[Items from an interface collection]
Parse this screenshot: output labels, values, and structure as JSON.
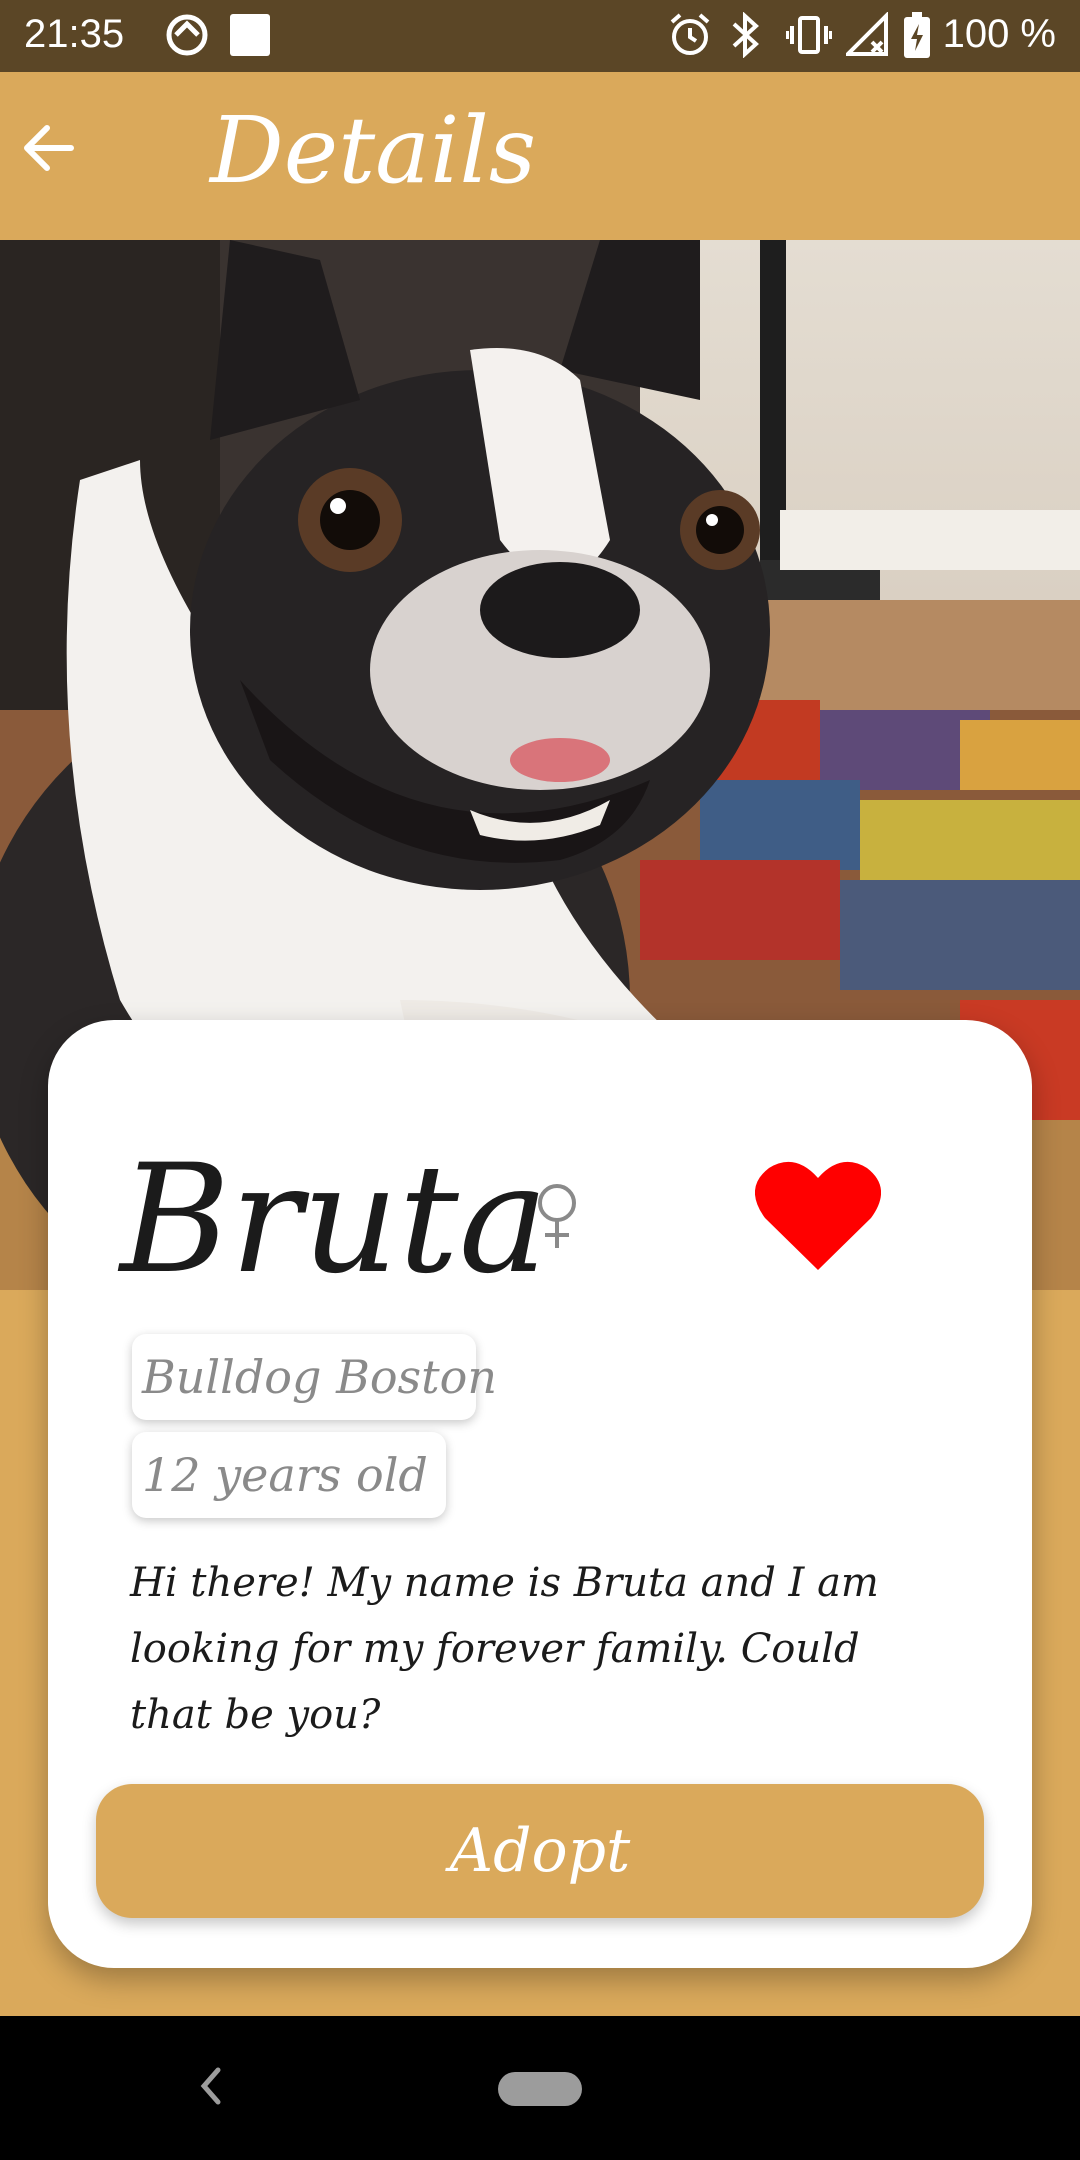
{
  "status_bar": {
    "time": "21:35",
    "battery": "100 %",
    "icons": [
      "sync-icon",
      "square-notification-icon",
      "alarm-icon",
      "bluetooth-icon",
      "vibrate-icon",
      "signal-off-icon",
      "battery-charging-icon"
    ]
  },
  "app_bar": {
    "title": "Details",
    "back_icon": "arrow-left-icon"
  },
  "pet": {
    "name": "Bruta",
    "sex_icon": "female-icon",
    "favorite_icon": "heart-icon",
    "favorite_color": "#FF0000",
    "breed": "Bulldog Boston",
    "age": "12 years old",
    "description": "Hi there! My name is Bruta and I am looking for my forever family. Could that be you?"
  },
  "actions": {
    "adopt_label": "Adopt"
  },
  "colors": {
    "accent": "#DAA95B",
    "status_bar": "#5B4626"
  }
}
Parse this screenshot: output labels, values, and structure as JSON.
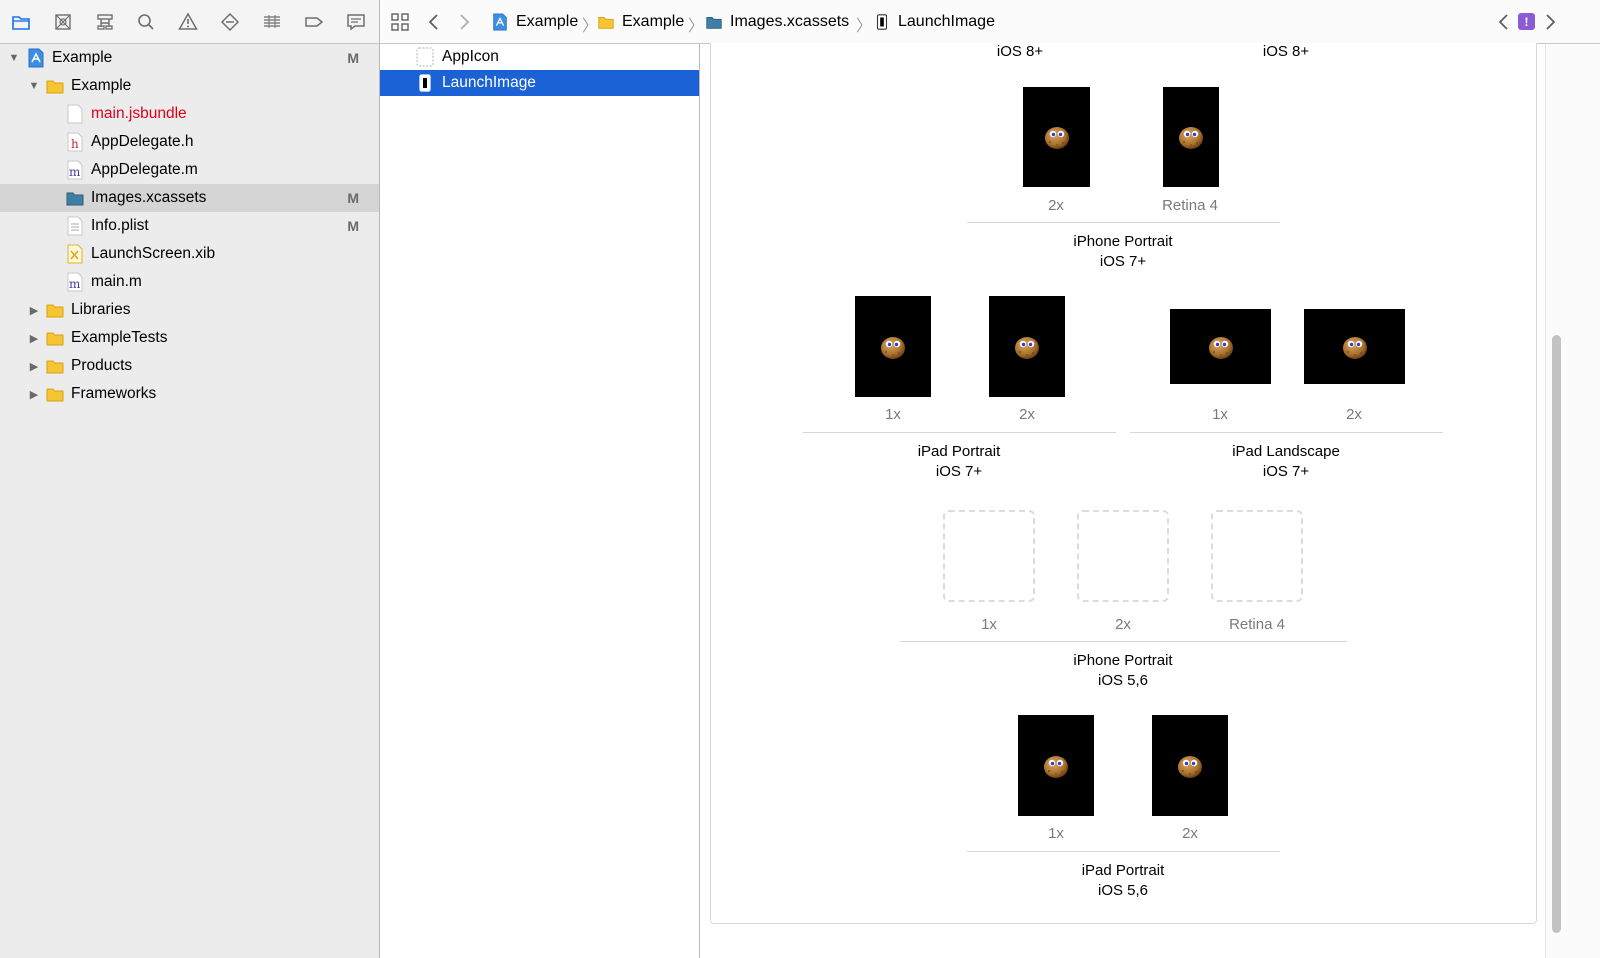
{
  "navigator": {
    "toolbar_icons": [
      "folder-icon",
      "source-control-icon",
      "hierarchy-icon",
      "search-icon",
      "warning-icon",
      "breakpoint-test-icon",
      "debug-icon",
      "tag-icon",
      "report-icon"
    ],
    "tree": [
      {
        "label": "Example",
        "badge": "M",
        "type": "project",
        "expanded": true
      },
      {
        "label": "Example",
        "badge": "",
        "type": "folder",
        "expanded": true
      },
      {
        "label": "main.jsbundle",
        "badge": "",
        "type": "file",
        "missing": true
      },
      {
        "label": "AppDelegate.h",
        "badge": "",
        "type": "h-file"
      },
      {
        "label": "AppDelegate.m",
        "badge": "",
        "type": "m-file"
      },
      {
        "label": "Images.xcassets",
        "badge": "M",
        "type": "xcassets",
        "selected": true
      },
      {
        "label": "Info.plist",
        "badge": "M",
        "type": "plist"
      },
      {
        "label": "LaunchScreen.xib",
        "badge": "",
        "type": "xib"
      },
      {
        "label": "main.m",
        "badge": "",
        "type": "m-file"
      },
      {
        "label": "Libraries",
        "badge": "",
        "type": "folder",
        "expanded": false
      },
      {
        "label": "ExampleTests",
        "badge": "",
        "type": "folder",
        "expanded": false
      },
      {
        "label": "Products",
        "badge": "",
        "type": "folder",
        "expanded": false
      },
      {
        "label": "Frameworks",
        "badge": "",
        "type": "folder",
        "expanded": false
      }
    ]
  },
  "jumpbar": {
    "crumbs": [
      "Example",
      "Example",
      "Images.xcassets",
      "LaunchImage"
    ],
    "issue_badge": "!"
  },
  "asset_list": [
    {
      "label": "AppIcon",
      "selected": false
    },
    {
      "label": "LaunchImage",
      "selected": true
    }
  ],
  "canvas": {
    "top_labels": [
      "iOS 8+",
      "iOS 8+"
    ],
    "groups": [
      {
        "slots": [
          {
            "label": "2x",
            "filled": true
          },
          {
            "label": "Retina 4",
            "filled": true
          }
        ],
        "title": [
          "iPhone Portrait",
          "iOS 7+"
        ]
      },
      {
        "slots": [
          {
            "label": "1x",
            "filled": true
          },
          {
            "label": "2x",
            "filled": true
          }
        ],
        "title": [
          "iPad Portrait",
          "iOS 7+"
        ]
      },
      {
        "slots": [
          {
            "label": "1x",
            "filled": true
          },
          {
            "label": "2x",
            "filled": true
          }
        ],
        "title": [
          "iPad Landscape",
          "iOS 7+"
        ]
      },
      {
        "slots": [
          {
            "label": "1x",
            "filled": false
          },
          {
            "label": "2x",
            "filled": false
          },
          {
            "label": "Retina 4",
            "filled": false
          }
        ],
        "title": [
          "iPhone Portrait",
          "iOS 5,6"
        ]
      },
      {
        "slots": [
          {
            "label": "1x",
            "filled": true
          },
          {
            "label": "2x",
            "filled": true
          }
        ],
        "title": [
          "iPad Portrait",
          "iOS 5,6"
        ]
      }
    ]
  },
  "colors": {
    "accent": "#1a62d6",
    "missing_file": "#e0001b",
    "issue": "#8c5bd6"
  }
}
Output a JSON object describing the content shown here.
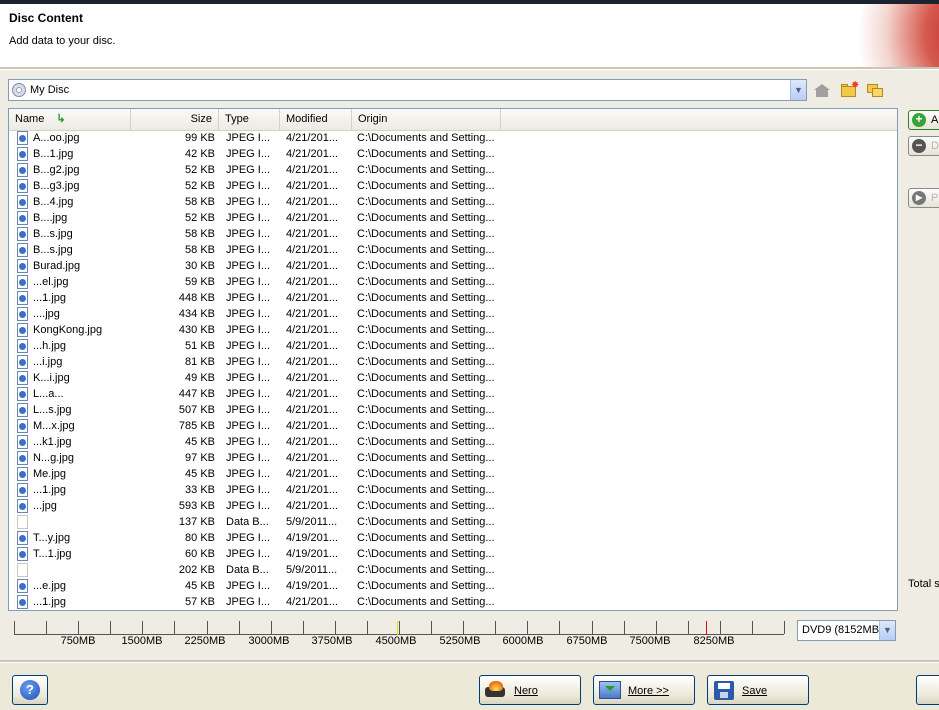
{
  "header": {
    "title": "Disc Content",
    "subtitle": "Add data to your disc."
  },
  "location": {
    "selected": "My Disc"
  },
  "columns": {
    "name": "Name",
    "size": "Size",
    "type": "Type",
    "modified": "Modified",
    "origin": "Origin"
  },
  "files": [
    {
      "name": "A...oo.jpg",
      "size": "99 KB",
      "type": "JPEG I...",
      "modified": "4/21/201...",
      "origin": "C:\\Documents and Setting..."
    },
    {
      "name": "B...1.jpg",
      "size": "42 KB",
      "type": "JPEG I...",
      "modified": "4/21/201...",
      "origin": "C:\\Documents and Setting..."
    },
    {
      "name": "B...g2.jpg",
      "size": "52 KB",
      "type": "JPEG I...",
      "modified": "4/21/201...",
      "origin": "C:\\Documents and Setting..."
    },
    {
      "name": "B...g3.jpg",
      "size": "52 KB",
      "type": "JPEG I...",
      "modified": "4/21/201...",
      "origin": "C:\\Documents and Setting..."
    },
    {
      "name": "B...4.jpg",
      "size": "58 KB",
      "type": "JPEG I...",
      "modified": "4/21/201...",
      "origin": "C:\\Documents and Setting..."
    },
    {
      "name": "B....jpg",
      "size": "52 KB",
      "type": "JPEG I...",
      "modified": "4/21/201...",
      "origin": "C:\\Documents and Setting..."
    },
    {
      "name": "B...s.jpg",
      "size": "58 KB",
      "type": "JPEG I...",
      "modified": "4/21/201...",
      "origin": "C:\\Documents and Setting..."
    },
    {
      "name": "B...s.jpg",
      "size": "58 KB",
      "type": "JPEG I...",
      "modified": "4/21/201...",
      "origin": "C:\\Documents and Setting..."
    },
    {
      "name": "Burad.jpg",
      "size": "30 KB",
      "type": "JPEG I...",
      "modified": "4/21/201...",
      "origin": "C:\\Documents and Setting..."
    },
    {
      "name": "...el.jpg",
      "size": "59 KB",
      "type": "JPEG I...",
      "modified": "4/21/201...",
      "origin": "C:\\Documents and Setting..."
    },
    {
      "name": "...1.jpg",
      "size": "448 KB",
      "type": "JPEG I...",
      "modified": "4/21/201...",
      "origin": "C:\\Documents and Setting..."
    },
    {
      "name": "....jpg",
      "size": "434 KB",
      "type": "JPEG I...",
      "modified": "4/21/201...",
      "origin": "C:\\Documents and Setting..."
    },
    {
      "name": "KongKong.jpg",
      "size": "430 KB",
      "type": "JPEG I...",
      "modified": "4/21/201...",
      "origin": "C:\\Documents and Setting..."
    },
    {
      "name": "...h.jpg",
      "size": "51 KB",
      "type": "JPEG I...",
      "modified": "4/21/201...",
      "origin": "C:\\Documents and Setting..."
    },
    {
      "name": "...i.jpg",
      "size": "81 KB",
      "type": "JPEG I...",
      "modified": "4/21/201...",
      "origin": "C:\\Documents and Setting..."
    },
    {
      "name": "K...i.jpg",
      "size": "49 KB",
      "type": "JPEG I...",
      "modified": "4/21/201...",
      "origin": "C:\\Documents and Setting..."
    },
    {
      "name": "L...a...",
      "size": "447 KB",
      "type": "JPEG I...",
      "modified": "4/21/201...",
      "origin": "C:\\Documents and Setting..."
    },
    {
      "name": "L...s.jpg",
      "size": "507 KB",
      "type": "JPEG I...",
      "modified": "4/21/201...",
      "origin": "C:\\Documents and Setting..."
    },
    {
      "name": "M...x.jpg",
      "size": "785 KB",
      "type": "JPEG I...",
      "modified": "4/21/201...",
      "origin": "C:\\Documents and Setting..."
    },
    {
      "name": "...k1.jpg",
      "size": "45 KB",
      "type": "JPEG I...",
      "modified": "4/21/201...",
      "origin": "C:\\Documents and Setting..."
    },
    {
      "name": "N...g.jpg",
      "size": "97 KB",
      "type": "JPEG I...",
      "modified": "4/21/201...",
      "origin": "C:\\Documents and Setting..."
    },
    {
      "name": "Me.jpg",
      "size": "45 KB",
      "type": "JPEG I...",
      "modified": "4/21/201...",
      "origin": "C:\\Documents and Setting..."
    },
    {
      "name": "...1.jpg",
      "size": "33 KB",
      "type": "JPEG I...",
      "modified": "4/21/201...",
      "origin": "C:\\Documents and Setting..."
    },
    {
      "name": "...jpg",
      "size": "593 KB",
      "type": "JPEG I...",
      "modified": "4/21/201...",
      "origin": "C:\\Documents and Setting..."
    },
    {
      "name": "",
      "size": "137 KB",
      "type": "Data B...",
      "modified": "5/9/2011...",
      "origin": "C:\\Documents and Setting...",
      "data": true
    },
    {
      "name": "T...y.jpg",
      "size": "80 KB",
      "type": "JPEG I...",
      "modified": "4/19/201...",
      "origin": "C:\\Documents and Setting..."
    },
    {
      "name": "T...1.jpg",
      "size": "60 KB",
      "type": "JPEG I...",
      "modified": "4/19/201...",
      "origin": "C:\\Documents and Setting..."
    },
    {
      "name": "",
      "size": "202 KB",
      "type": "Data B...",
      "modified": "5/9/2011...",
      "origin": "C:\\Documents and Setting...",
      "data": true
    },
    {
      "name": "...e.jpg",
      "size": "45 KB",
      "type": "JPEG I...",
      "modified": "4/19/201...",
      "origin": "C:\\Documents and Setting..."
    },
    {
      "name": "...1.jpg",
      "size": "57 KB",
      "type": "JPEG I...",
      "modified": "4/21/201...",
      "origin": "C:\\Documents and Setting..."
    }
  ],
  "sidebar": {
    "add": "A",
    "delete": "D",
    "play": "P",
    "total": "Total s"
  },
  "capacity": {
    "labels": [
      "750MB",
      "1500MB",
      "2250MB",
      "3000MB",
      "3750MB",
      "4500MB",
      "5250MB",
      "6000MB",
      "6750MB",
      "7500MB",
      "8250MB"
    ],
    "disc_type": "DVD9 (8152MB",
    "marker_colors": {
      "dvd5": "#e8e000",
      "dvd9": "#d01010"
    }
  },
  "footer": {
    "nero": "Nero",
    "more": "More >>",
    "save": "Save",
    "help_glyph": "?"
  }
}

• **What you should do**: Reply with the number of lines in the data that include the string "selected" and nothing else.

• **Task answer**: 4